## Task item
In the material below, identify each line bearing the word "heading". Reproduce those lines.

## Extracted information
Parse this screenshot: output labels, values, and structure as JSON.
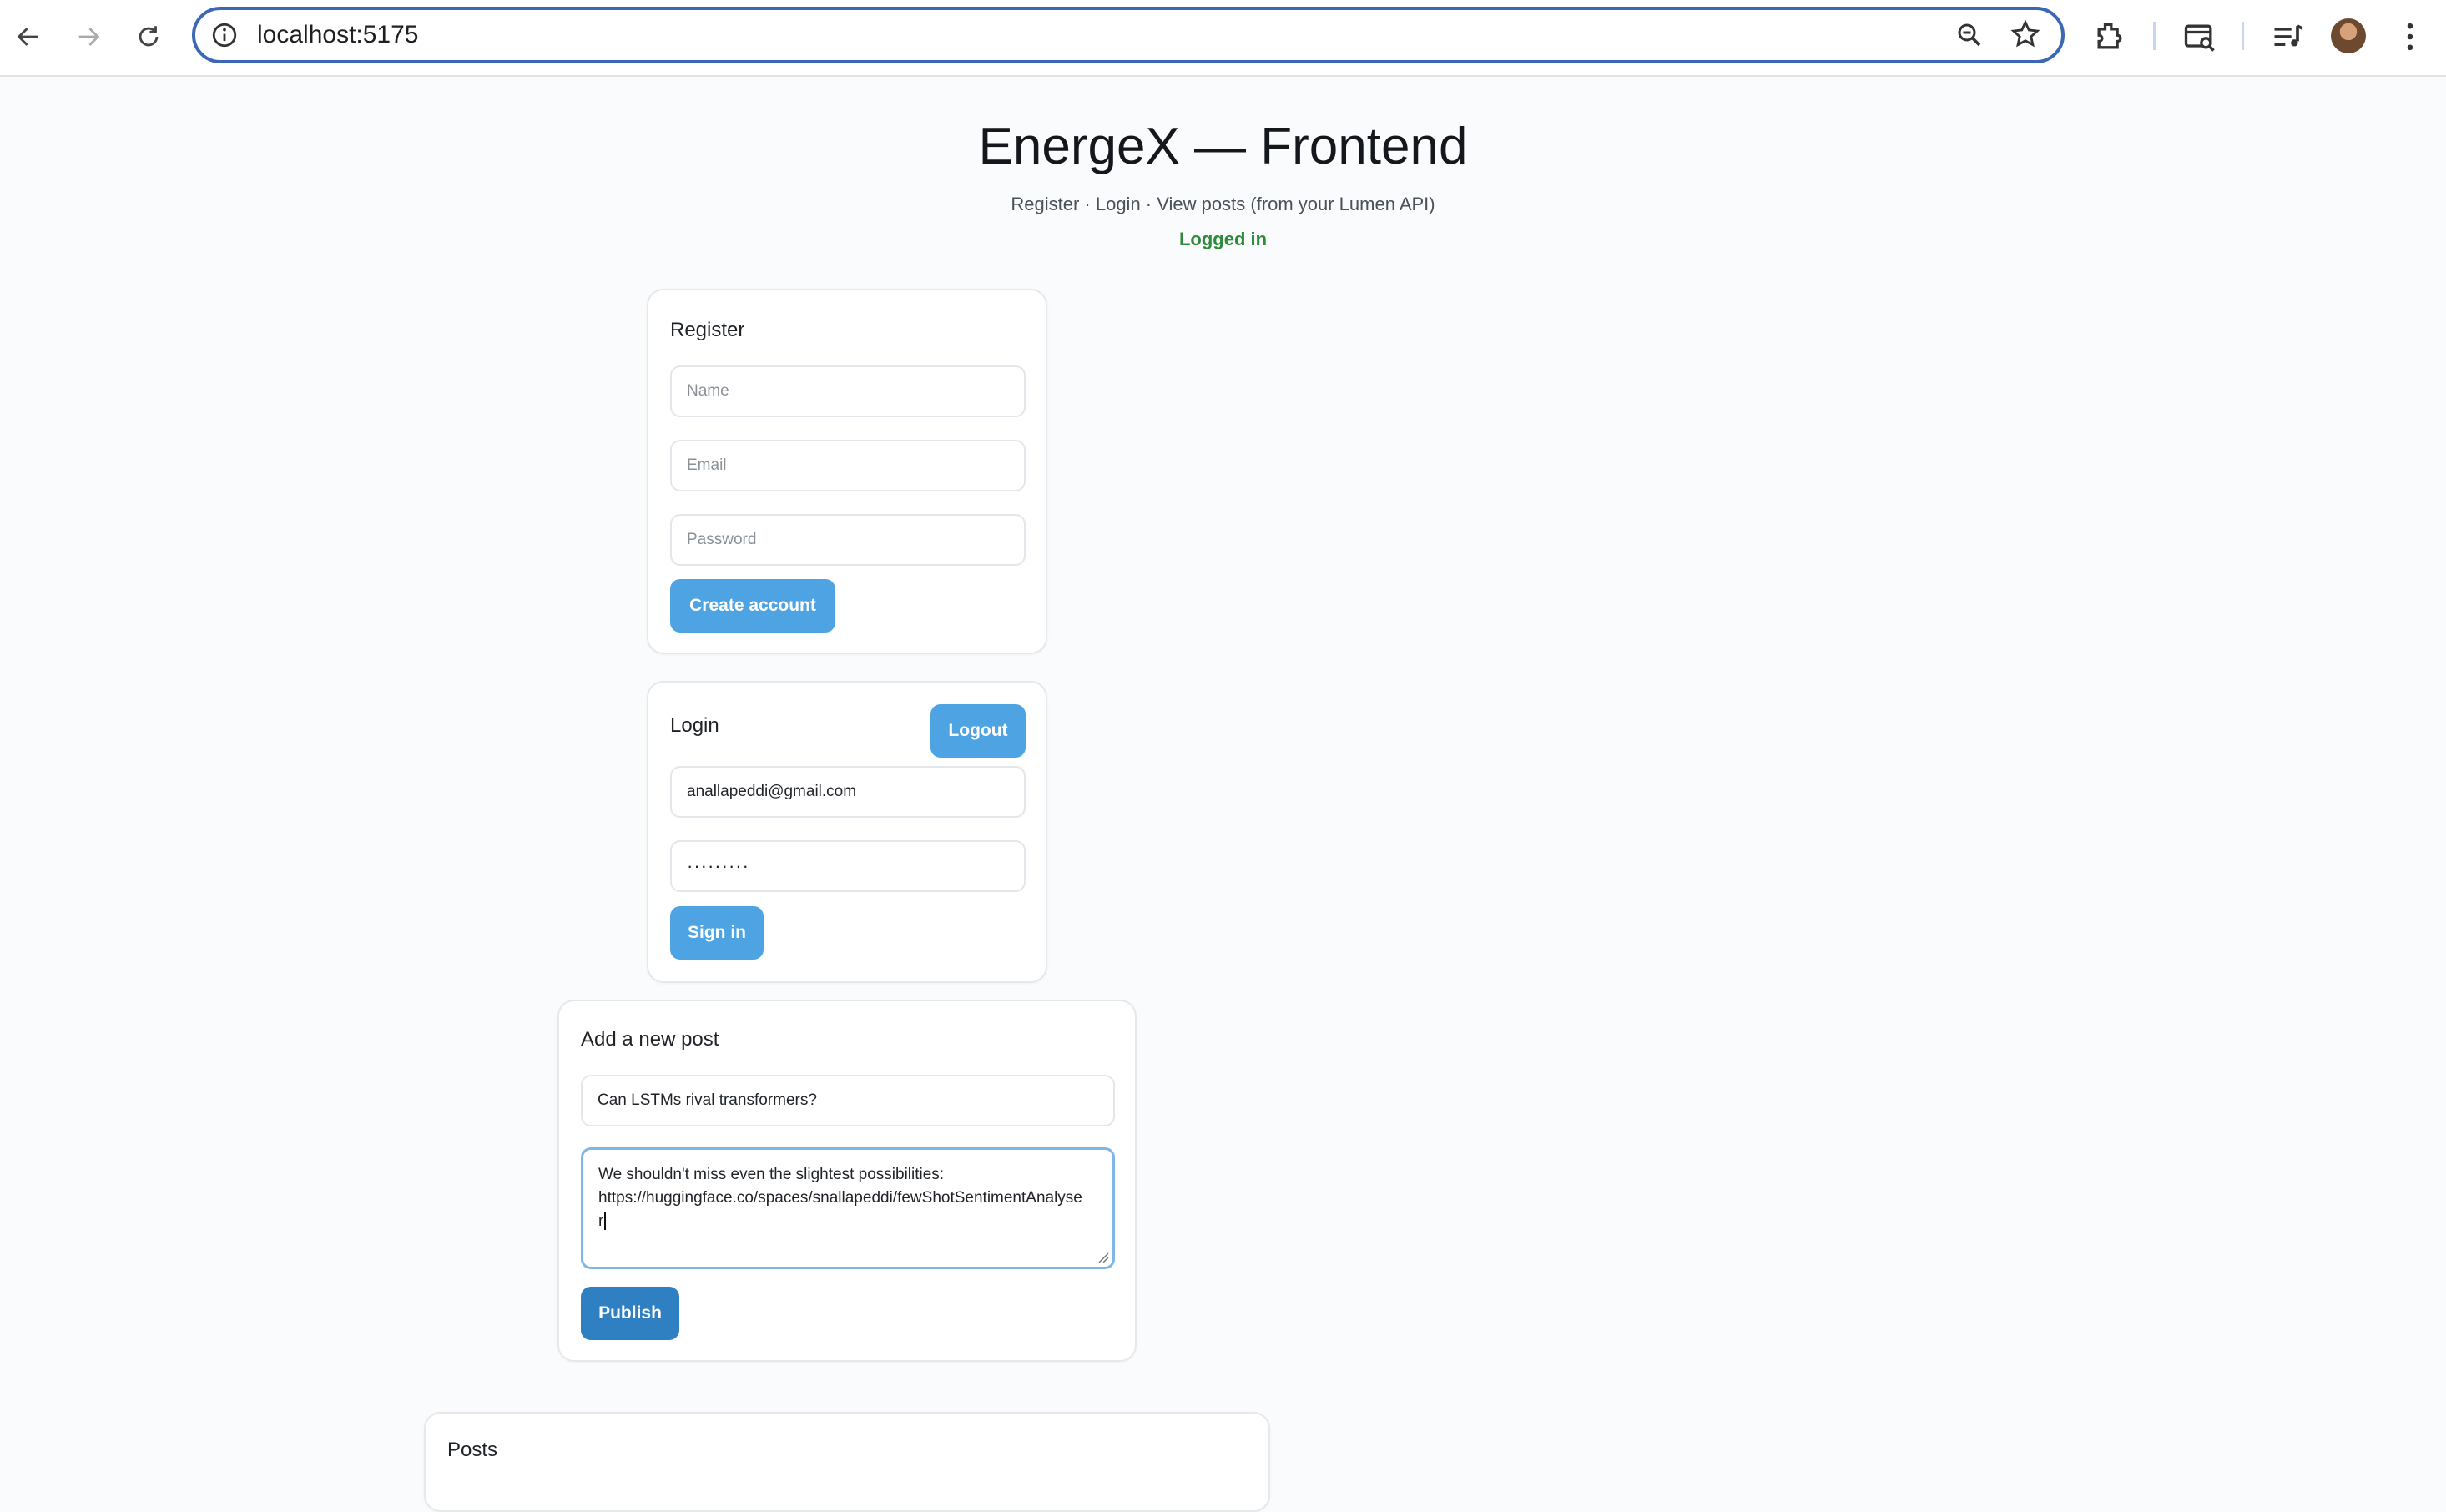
{
  "browser": {
    "url": "localhost:5175"
  },
  "page": {
    "title": "EnergeX — Frontend",
    "subtitle": "Register · Login · View posts (from your Lumen API)",
    "status": "Logged in",
    "status_color": "#2e8b3a"
  },
  "register": {
    "heading": "Register",
    "name_placeholder": "Name",
    "email_placeholder": "Email",
    "password_placeholder": "Password",
    "submit_label": "Create account"
  },
  "login": {
    "heading": "Login",
    "logout_label": "Logout",
    "email_value": "anallapeddi@gmail.com",
    "password_value": "·········",
    "submit_label": "Sign in"
  },
  "new_post": {
    "heading": "Add a new post",
    "title_value": "Can LSTMs rival transformers?",
    "body_line1": "We shouldn't miss even the slightest possibilities:",
    "body_line2": "https://huggingface.co/spaces/snallapeddi/fewShotSentimentAnalyse",
    "body_line3": "r",
    "publish_label": "Publish"
  },
  "posts": {
    "heading": "Posts"
  },
  "colors": {
    "accent_light": "#4ea3e2",
    "accent_dark": "#2f7fc3",
    "omnibox_border": "#3b67b5"
  }
}
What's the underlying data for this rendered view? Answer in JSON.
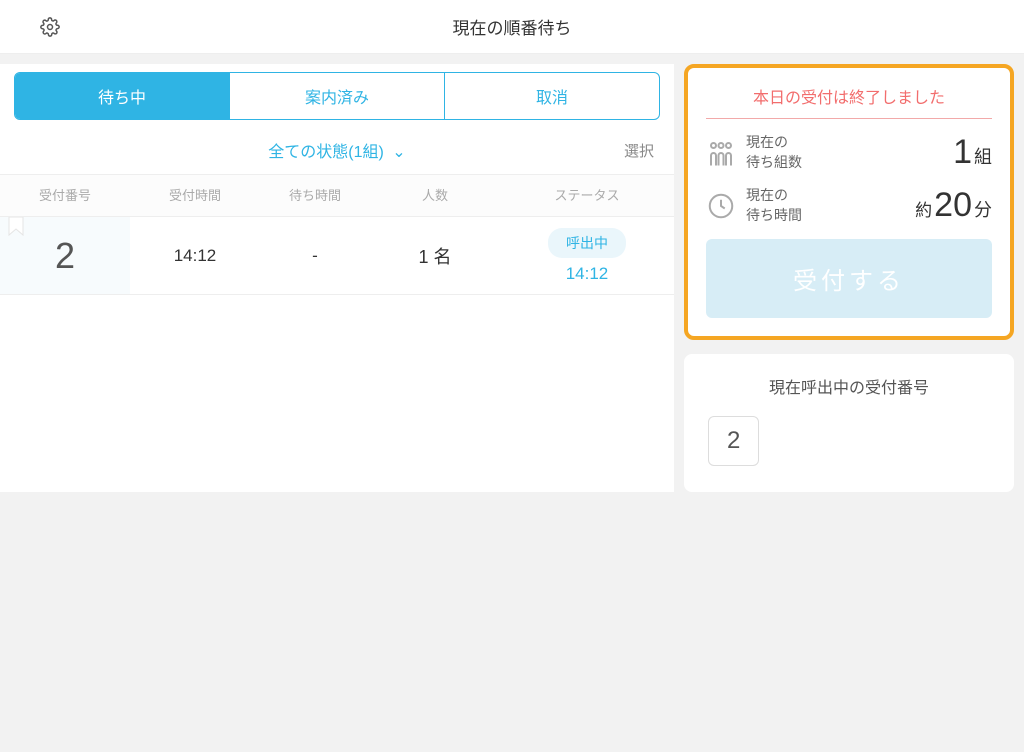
{
  "header": {
    "title": "現在の順番待ち"
  },
  "tabs": [
    "待ち中",
    "案内済み",
    "取消"
  ],
  "filter": {
    "label": "全ての状態(1組)",
    "select": "選択"
  },
  "columns": {
    "number": "受付番号",
    "accept_time": "受付時間",
    "wait_time": "待ち時間",
    "people": "人数",
    "status": "ステータス"
  },
  "rows": [
    {
      "number": "2",
      "accept_time": "14:12",
      "wait_time": "-",
      "people": "1 名",
      "status_label": "呼出中",
      "status_time": "14:12"
    }
  ],
  "summary": {
    "closed_msg": "本日の受付は終了しました",
    "groups_label1": "現在の",
    "groups_label2": "待ち組数",
    "groups_value": "1",
    "groups_unit": "組",
    "wait_label1": "現在の",
    "wait_label2": "待ち時間",
    "wait_prefix": "約",
    "wait_value": "20",
    "wait_unit": "分",
    "accept_button": "受付する"
  },
  "calling": {
    "title": "現在呼出中の受付番号",
    "number": "2"
  }
}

## Answer
    "heading": "Register",
    "heading": "Login",
    "heading": "Add a new post",
    "heading": "Posts"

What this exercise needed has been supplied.